I cut and stitched together squares and triangles of fabric and turned their edges under with an iron. As I slowly stitched each piece over the damaged fabric, I reflected on how much I love Home and the comfort of my bedroom and the many thousands of hours that I have sheltered and cuddled beneath this quilt.

I have been on such a long jouney since 1996, both in my textile art making and in the making of my life. This quilt has been with me through moves to two different countries and seven different abodes.

Devon, 2006

Now when I lie beneath it I can feel the textured stitches from my recent mends. They remind me that nothing lasts, nothing is finished, nothing is perfect. As a person with tendencies toward impossible perfection, there is such comfort to be found in this concept.

little & often

Since I began co-tutoring an online Slow Stitch for Wellbeing course last June, I have re-discovered the joy and pleasure of hand sewing.

As a textile artist, most of my work over the past 25 or so years has been by machine. Which I love, but there is something special about slowing down and picking up a needle and thread. I did crewel embroidery kits as a young girl, then had a brief foray into cross stitch in my mid-20s. Since then, I didn’t do much sewing at all by hand.

During our 6 session course, each week, I speak about a different topic such as the History and Manifesto of the Slow Stitch Movement, wabi-sabi (the Japanese aesthetic of embracing imperfection), the Psychology of Colour and using Stitch as a Meditative Practice. My teaching partner demonstrates some stitches and we all sew together for the remainder of the session. At the end of the course, we show how to sew all of our sampler pieces of fabric into a Book of Stitches.

I find that when I teach, I don’t always have the time to actually do the coursework, but I think that after nearly a year of teaching Slow Stitch I may just have enough fabric pages to assemble a book!

In January I chose ‘pause‘ for my word for 2021.

My current manta is ‘little and often’. This counteracts my tendency to be ‘All of Nothing’ which uses up tons of energy and often sets me up for failure.
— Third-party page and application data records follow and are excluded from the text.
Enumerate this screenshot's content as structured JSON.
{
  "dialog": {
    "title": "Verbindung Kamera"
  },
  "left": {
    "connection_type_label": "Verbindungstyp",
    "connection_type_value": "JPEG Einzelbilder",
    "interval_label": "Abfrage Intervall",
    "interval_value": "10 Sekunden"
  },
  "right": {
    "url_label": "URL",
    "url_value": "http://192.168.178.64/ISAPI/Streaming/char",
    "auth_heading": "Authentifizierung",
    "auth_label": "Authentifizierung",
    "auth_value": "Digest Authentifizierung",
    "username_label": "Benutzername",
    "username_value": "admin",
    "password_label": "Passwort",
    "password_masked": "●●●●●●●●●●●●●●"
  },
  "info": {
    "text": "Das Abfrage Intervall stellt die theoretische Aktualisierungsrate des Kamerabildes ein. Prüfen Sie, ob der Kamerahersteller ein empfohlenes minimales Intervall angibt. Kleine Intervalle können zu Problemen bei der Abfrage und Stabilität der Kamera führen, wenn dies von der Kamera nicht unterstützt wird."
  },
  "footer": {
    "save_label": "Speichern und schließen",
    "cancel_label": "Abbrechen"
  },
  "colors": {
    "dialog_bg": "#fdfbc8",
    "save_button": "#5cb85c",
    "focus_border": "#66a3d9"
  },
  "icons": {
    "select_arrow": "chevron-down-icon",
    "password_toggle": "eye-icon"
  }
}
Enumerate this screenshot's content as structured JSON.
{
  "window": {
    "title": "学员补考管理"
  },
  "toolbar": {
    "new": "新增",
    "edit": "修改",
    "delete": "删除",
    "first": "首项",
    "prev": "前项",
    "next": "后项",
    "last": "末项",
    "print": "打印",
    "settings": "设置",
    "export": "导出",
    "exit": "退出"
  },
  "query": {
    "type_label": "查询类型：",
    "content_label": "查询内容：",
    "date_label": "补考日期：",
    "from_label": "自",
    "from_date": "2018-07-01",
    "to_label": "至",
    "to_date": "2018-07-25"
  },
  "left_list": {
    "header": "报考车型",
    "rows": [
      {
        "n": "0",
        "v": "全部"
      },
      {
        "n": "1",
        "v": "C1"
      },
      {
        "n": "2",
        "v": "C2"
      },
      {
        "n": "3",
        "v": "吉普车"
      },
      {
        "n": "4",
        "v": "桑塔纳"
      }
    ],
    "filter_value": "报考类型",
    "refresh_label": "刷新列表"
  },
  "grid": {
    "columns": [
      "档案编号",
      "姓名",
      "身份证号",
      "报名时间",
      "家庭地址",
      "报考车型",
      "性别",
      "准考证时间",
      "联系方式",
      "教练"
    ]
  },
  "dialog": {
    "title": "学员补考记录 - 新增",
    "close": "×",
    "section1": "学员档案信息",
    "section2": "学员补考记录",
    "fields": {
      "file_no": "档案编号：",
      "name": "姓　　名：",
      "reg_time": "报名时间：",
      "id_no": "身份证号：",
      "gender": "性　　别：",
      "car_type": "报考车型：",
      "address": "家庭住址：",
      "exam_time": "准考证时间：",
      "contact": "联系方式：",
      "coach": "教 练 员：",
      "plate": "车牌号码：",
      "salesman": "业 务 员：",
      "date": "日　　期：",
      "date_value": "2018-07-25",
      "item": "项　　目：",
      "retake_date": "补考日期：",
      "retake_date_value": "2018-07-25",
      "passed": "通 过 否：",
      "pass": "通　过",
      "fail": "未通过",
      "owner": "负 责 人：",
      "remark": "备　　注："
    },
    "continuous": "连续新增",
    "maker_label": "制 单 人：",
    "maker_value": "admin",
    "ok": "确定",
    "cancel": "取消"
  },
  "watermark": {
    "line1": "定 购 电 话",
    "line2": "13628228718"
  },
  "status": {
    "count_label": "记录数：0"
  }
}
My fabric ‘page’ shows Threaded Running & Whip Stitch, Fly Stitch, Straight Stitch, Satin Stitch, Feather Stitch, French Knot, Couching, Back Stitch & Bullion Stitch.

I would also like to apply this practice of ‘little and <more> often’ to writing blog posts. 🙂